GS: He’s the ultimate. I wouldn’t be surprised if he hated all his children because no one could never live up to him—just the way he could never live up to Fred [Trump’s father]. It’s a tragic family, but he’s not enough of a human being to write about. In fact my editor was like “let’s keep the T-words to a minimum,” and I agreed with that. The way that great Russian writers (not that I’m saying I’m a great Russian writer) would use the background of war, famine, revolution, calamity and in the middle of this the family [at the centre of the story] journeys through.
SR: When you were growing up in the 1980s Russia was regarded as “an evil empire,” as Ronald Reagan said. Now the president is best friends with Putin.
GS: The Russians are called the Cold War “losers,” but they’ve somehow figured out a way to win in this clever, insidious way. The one thing they always had was great intelligence services. Kudos to them, but the country’s still complete crap. Life expectancy’s a joke, nothing is working. I think in the same way Trump supporters want to feel good even as their futures are not secure, so Russians want to feel like they’re part of something great. I tweeted recently this photo of these two elderly white dudes at some Trump rally. They were wearing t-shirts that said: “I’d rather be Russian than a Democrat.” And I think that captured it so beautifully, because I’m like “if you were Russian you’d be dead, because you’re three years over the life expectancy.”

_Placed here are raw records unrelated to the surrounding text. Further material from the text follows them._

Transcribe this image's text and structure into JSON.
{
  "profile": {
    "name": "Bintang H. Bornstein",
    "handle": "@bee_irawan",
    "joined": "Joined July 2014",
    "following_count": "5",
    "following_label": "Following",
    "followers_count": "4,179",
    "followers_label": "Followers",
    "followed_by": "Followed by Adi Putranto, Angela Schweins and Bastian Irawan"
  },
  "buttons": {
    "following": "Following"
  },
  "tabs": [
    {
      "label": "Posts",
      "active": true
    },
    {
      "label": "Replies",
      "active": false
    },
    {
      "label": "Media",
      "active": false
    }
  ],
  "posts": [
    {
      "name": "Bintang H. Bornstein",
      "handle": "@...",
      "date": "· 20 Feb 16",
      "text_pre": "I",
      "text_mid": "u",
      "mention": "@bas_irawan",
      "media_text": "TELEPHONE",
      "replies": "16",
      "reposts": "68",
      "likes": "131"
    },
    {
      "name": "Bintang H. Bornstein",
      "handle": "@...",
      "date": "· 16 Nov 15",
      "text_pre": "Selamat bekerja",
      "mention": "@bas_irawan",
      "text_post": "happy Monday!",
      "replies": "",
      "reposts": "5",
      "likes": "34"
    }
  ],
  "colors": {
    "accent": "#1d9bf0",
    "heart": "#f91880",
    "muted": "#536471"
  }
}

SR: What do your parents, who are strong Republicans, make of Trump?
GS: It’s the first time that they didn’t vote Republican, and they know that he’s in Putin’s pocket. They hated Hillary as well but that’s no surprise.
SR: Do you feel you can’t go to Russia and write about things?
GS: I wouldn’t go to Russia, no.
SR: You wouldn’t go to Russia?
GS: Why go to Russia? I’m living in my own Russia in New York. The Republican elites have embraced a plutocratic, kleptocratic programme. I spent a week watching Russian TV for an article for the New York Times, and that was 2014 I believe. But if you turn on Fox today you’re looking at pretty much the same level of state control and propaganda—and the same lack of facts.
SR: It’s very moving in Little Failure when you go with your parents to Russia and see it through their eyes though.
GS: It was a very—in some ways—sad trip. Russians in general are pretty depressive and then it was like “in this quarter this terrible thing happened and here somebody was arrested.” My father was born during the Second World War, and he had to hide under trains that were strafed by the Luftwaffe. So you begin to understand how their generation came to be.
SR: Turning to something quite different, there’s a lot about watches in the book. When I was reading the book I thought, okay, time’s passing, I get the theme. And then I found out that you’re actually just really interested in watches. What are you wearing there?
GS: This is a Rolex from the 1960s. It belonged to a gentlemen who was NASA’s liaison to the Nixon White House. It tells you the time in different time zones, so I know that it’s 10:20am in New York right now.
SR: How did you get into watches?
GS: During the election my friend spent hours just looking at the election website FiveThirtyEight. I would spend a lot of time there too but then I would mix it in with specialist watch websites. I can rattle off references: Tudor and Rolex are still great—Rolex just have one watch I love which I just bought, a very simple watch called the Oyster Perpetual and Nomos is a great brand out of Germany, and Grand Seiko is amazing. There’s watch societies, including ones in London, where you come to a secret place, and everyone takes off their watch and passes it around.
SR: And everyone gets very envious? Or admiring?
GS: I found it to be a way for men who are shy, like myself, to talk to other men about the minutiae that no one else gives a shit about.
SR: So you’re a watch investor now.
GS: I have to say my portfolio’s gone up tremendously. Recently prices have been going through the roof so, of course, this could also be a huge bubble.
Lake Success is published by Hamish Hamilton